Website and app data records
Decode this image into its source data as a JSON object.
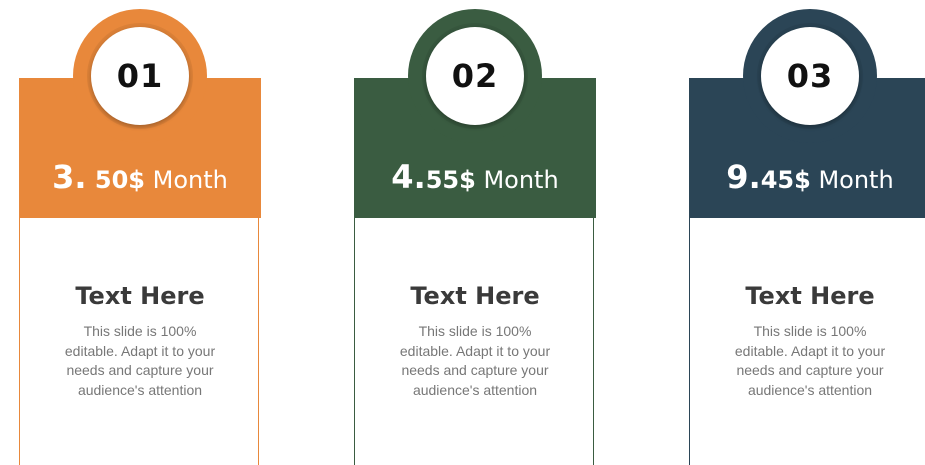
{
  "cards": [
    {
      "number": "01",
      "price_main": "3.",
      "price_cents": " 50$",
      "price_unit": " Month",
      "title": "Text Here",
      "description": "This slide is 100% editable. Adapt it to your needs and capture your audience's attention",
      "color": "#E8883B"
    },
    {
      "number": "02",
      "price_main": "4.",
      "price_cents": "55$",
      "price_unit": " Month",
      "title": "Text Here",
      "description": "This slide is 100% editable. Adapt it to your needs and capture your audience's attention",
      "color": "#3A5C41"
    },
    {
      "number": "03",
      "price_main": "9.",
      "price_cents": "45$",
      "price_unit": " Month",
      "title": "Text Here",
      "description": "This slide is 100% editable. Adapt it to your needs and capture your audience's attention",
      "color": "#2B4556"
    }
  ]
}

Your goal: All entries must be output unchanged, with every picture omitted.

Exercise response:
Decode this image into its source data as a JSON object.
{
  "cards": [
    {
      "number": "01",
      "price_main": "3.",
      "price_cents": " 50$",
      "price_unit": " Month",
      "title": "Text Here",
      "description": "This slide is 100% editable. Adapt it to your needs and capture your audience's attention",
      "color": "#E8883B"
    },
    {
      "number": "02",
      "price_main": "4.",
      "price_cents": "55$",
      "price_unit": " Month",
      "title": "Text Here",
      "description": "This slide is 100% editable. Adapt it to your needs and capture your audience's attention",
      "color": "#3A5C41"
    },
    {
      "number": "03",
      "price_main": "9.",
      "price_cents": "45$",
      "price_unit": " Month",
      "title": "Text Here",
      "description": "This slide is 100% editable. Adapt it to your needs and capture your audience's attention",
      "color": "#2B4556"
    }
  ]
}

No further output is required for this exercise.